In Alltel Communications, L.L.C., v. DeJordy, the Eighth Circuit Court of Appeals quashed third-party subpoenas issued to tribal officials of the Oglala Nation of the Pine Ridge Indian Reservation. The Eighth Circuit found tribal immunity from suit provided a basis to quash. In doing so, the Eighth Circuit confronted the concept of sovereign immunity in its application to third-party subpoenas duces tecum. Sovereign immunity, a concept adopted from English law, is an area of the law which American courts have been troubled in applying systematically to U.S. law. The concept of sovereign immunity, however, has been found to apply to Indian tribes in modified form, restricting the amenability of the tribes to suits in state or US. courts. In 1949, the United States Supreme Court attempted to frame a coherent theory of sovereign immunity in Larson v. Domestic & Foreign Commerce Corp., even as Congress was acting increasingly to permit suits against the government and government officers. As a result, the maximalist interpretation of the holding in Larson was widely criticized by legal scholars but limited in its effect due to such legislation as the Administrative Procedure Act ("APA") which emptied the maximalist interpretation of Larson of much of its force. Conflict between the maximalist interpretation of the theory enunciated in Larson on the one hand and 500 years of legal and equitable practice and the increasingly restrictive legislative attitude toward sovereign immunity on the other has produced incongruities between federal circuits in theoretical approaches to the concept of sovereign immunity. In Alltel v. DeJordy, the Eighth Circuit aligned itself with the less coherent body of precedent by applying the maximalist interpretation of Larson to a tribal entity outside the scope of the APA. In so holding, the Eighth Circuit discounted the vital federal interest in discovery to the effective functioning of the federal judiciary, undermined the interests tribal immunity exists to protect, and established future burdens on parties seeking relevant evidence from federal government entities.
Sovereign immunity in American law has its basis in the legal history of medieval England and the theory of the monarch's courts as agencies of the monarch deriving their authority from the person of the monarch. (1) Absent a personal sovereign in the U.S. constitutional system, though, American courts have struggled to develop a coherent theory of its application since the time of the American Revolution. (2) Derivative of the courts' attempt to frame a coherent theory of sovereignty has been the development of parallel federal case law on the applicability of sovereign immunity to foreign, state, and tribal governments in the federal courts. (3)

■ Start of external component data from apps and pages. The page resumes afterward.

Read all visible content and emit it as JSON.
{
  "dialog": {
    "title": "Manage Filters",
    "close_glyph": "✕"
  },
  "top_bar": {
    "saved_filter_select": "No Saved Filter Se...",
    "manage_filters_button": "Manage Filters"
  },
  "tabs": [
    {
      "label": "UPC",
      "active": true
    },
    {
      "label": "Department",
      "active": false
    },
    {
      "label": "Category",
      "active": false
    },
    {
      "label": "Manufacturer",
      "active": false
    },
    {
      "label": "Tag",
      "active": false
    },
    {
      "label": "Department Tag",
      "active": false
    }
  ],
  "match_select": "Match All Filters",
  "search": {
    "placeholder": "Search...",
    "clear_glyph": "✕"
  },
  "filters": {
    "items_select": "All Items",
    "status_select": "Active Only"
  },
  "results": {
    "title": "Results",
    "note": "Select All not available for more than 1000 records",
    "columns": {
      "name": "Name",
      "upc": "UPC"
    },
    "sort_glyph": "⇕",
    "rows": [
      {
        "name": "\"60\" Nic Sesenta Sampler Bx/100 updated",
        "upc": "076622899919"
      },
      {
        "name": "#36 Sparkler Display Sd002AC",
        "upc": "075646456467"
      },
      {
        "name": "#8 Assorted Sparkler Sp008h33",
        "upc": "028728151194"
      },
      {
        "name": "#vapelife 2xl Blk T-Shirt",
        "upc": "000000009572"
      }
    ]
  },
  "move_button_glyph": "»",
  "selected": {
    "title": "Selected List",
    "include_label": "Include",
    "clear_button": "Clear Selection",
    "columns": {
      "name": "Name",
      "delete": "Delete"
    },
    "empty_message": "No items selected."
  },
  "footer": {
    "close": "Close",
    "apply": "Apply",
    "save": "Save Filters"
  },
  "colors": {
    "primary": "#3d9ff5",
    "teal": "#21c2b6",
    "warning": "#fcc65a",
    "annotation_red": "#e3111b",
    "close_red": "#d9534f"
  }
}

This note will review the facts and holdings of Alltel Communications, L.L.C. v. DeJordy (4) and examine the Eighth Circuit Court of Appeals's application of the doctrine of tribal sovereign immunity to a motion to quash third-party subpoenas duces tecum issued to tribal officials of the Oglala Nation of the Pine Ridge Reservation ("Tribe"). (5) It will examine the historical evolution of sovereign immunity in the opinions of the United States Supreme Court and Circuit Courts of Appeal to show that sovereign immunity does not exist as a single coherent doctrine that can be applied to all cases in which it is cited. (6) This note will then examine the historical treatment by the Supreme Court and the Circuit Courts of Appeals of subpoenas issued against agents of sovereign bodies, (7) the division that has developed between circuits as to the applicability of the concept of sovereign immunity to the issuance of such subpoenas, particularly subpoenas duces tecum, (8) and demonstrate that a subpoena cannot be considered a "suit against the sovereign" in coherence with the statutory text, history, precedent, or policies surrounding the institution of the subpoena. …